[Opening Study material section]

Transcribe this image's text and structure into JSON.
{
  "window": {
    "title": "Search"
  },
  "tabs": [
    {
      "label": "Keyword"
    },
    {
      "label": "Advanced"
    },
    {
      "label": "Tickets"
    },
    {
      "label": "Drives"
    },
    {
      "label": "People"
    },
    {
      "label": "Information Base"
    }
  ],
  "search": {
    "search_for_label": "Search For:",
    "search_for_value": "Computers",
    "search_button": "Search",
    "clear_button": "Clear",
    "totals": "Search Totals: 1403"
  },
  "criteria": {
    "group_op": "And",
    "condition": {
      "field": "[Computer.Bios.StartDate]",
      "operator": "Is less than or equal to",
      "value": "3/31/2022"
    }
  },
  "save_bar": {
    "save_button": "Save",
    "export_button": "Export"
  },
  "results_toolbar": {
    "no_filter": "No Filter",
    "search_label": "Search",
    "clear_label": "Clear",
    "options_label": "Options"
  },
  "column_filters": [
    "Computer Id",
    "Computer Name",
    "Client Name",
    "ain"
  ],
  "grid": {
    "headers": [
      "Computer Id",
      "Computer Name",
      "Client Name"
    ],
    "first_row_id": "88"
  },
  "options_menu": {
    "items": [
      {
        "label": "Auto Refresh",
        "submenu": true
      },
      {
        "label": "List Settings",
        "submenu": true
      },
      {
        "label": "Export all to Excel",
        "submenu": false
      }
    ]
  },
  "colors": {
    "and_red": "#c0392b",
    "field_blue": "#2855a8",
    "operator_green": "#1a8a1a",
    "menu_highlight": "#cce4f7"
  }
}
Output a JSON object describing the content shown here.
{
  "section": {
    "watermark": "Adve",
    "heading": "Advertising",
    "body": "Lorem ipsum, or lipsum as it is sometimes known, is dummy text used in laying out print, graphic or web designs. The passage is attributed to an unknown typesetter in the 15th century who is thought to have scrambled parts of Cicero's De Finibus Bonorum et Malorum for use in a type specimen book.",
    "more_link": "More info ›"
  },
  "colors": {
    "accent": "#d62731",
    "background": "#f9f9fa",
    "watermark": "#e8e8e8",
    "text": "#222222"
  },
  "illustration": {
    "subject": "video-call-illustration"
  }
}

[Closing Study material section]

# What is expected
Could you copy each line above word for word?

# Result for this task
Transcribe this image's text and structure into JSON.
{
  "window": {
    "title": "Search"
  },
  "tabs": [
    {
      "label": "Keyword"
    },
    {
      "label": "Advanced"
    },
    {
      "label": "Tickets"
    },
    {
      "label": "Drives"
    },
    {
      "label": "People"
    },
    {
      "label": "Information Base"
    }
  ],
  "search": {
    "search_for_label": "Search For:",
    "search_for_value": "Computers",
    "search_button": "Search",
    "clear_button": "Clear",
    "totals": "Search Totals: 1403"
  },
  "criteria": {
    "group_op": "And",
    "condition": {
      "field": "[Computer.Bios.StartDate]",
      "operator": "Is less than or equal to",
      "value": "3/31/2022"
    }
  },
  "save_bar": {
    "save_button": "Save",
    "export_button": "Export"
  },
  "results_toolbar": {
    "no_filter": "No Filter",
    "search_label": "Search",
    "clear_label": "Clear",
    "options_label": "Options"
  },
  "column_filters": [
    "Computer Id",
    "Computer Name",
    "Client Name",
    "ain"
  ],
  "grid": {
    "headers": [
      "Computer Id",
      "Computer Name",
      "Client Name"
    ],
    "first_row_id": "88"
  },
  "options_menu": {
    "items": [
      {
        "label": "Auto Refresh",
        "submenu": true
      },
      {
        "label": "List Settings",
        "submenu": true
      },
      {
        "label": "Export all to Excel",
        "submenu": false
      }
    ]
  },
  "colors": {
    "and_red": "#c0392b",
    "field_blue": "#2855a8",
    "operator_green": "#1a8a1a",
    "menu_highlight": "#cce4f7"
  }
}
Output a JSON object describing the content shown here.
{
  "section": {
    "watermark": "Adve",
    "heading": "Advertising",
    "body": "Lorem ipsum, or lipsum as it is sometimes known, is dummy text used in laying out print, graphic or web designs. The passage is attributed to an unknown typesetter in the 15th century who is thought to have scrambled parts of Cicero's De Finibus Bonorum et Malorum for use in a type specimen book.",
    "more_link": "More info ›"
  },
  "colors": {
    "accent": "#d62731",
    "background": "#f9f9fa",
    "watermark": "#e8e8e8",
    "text": "#222222"
  },
  "illustration": {
    "subject": "video-call-illustration"
  }
}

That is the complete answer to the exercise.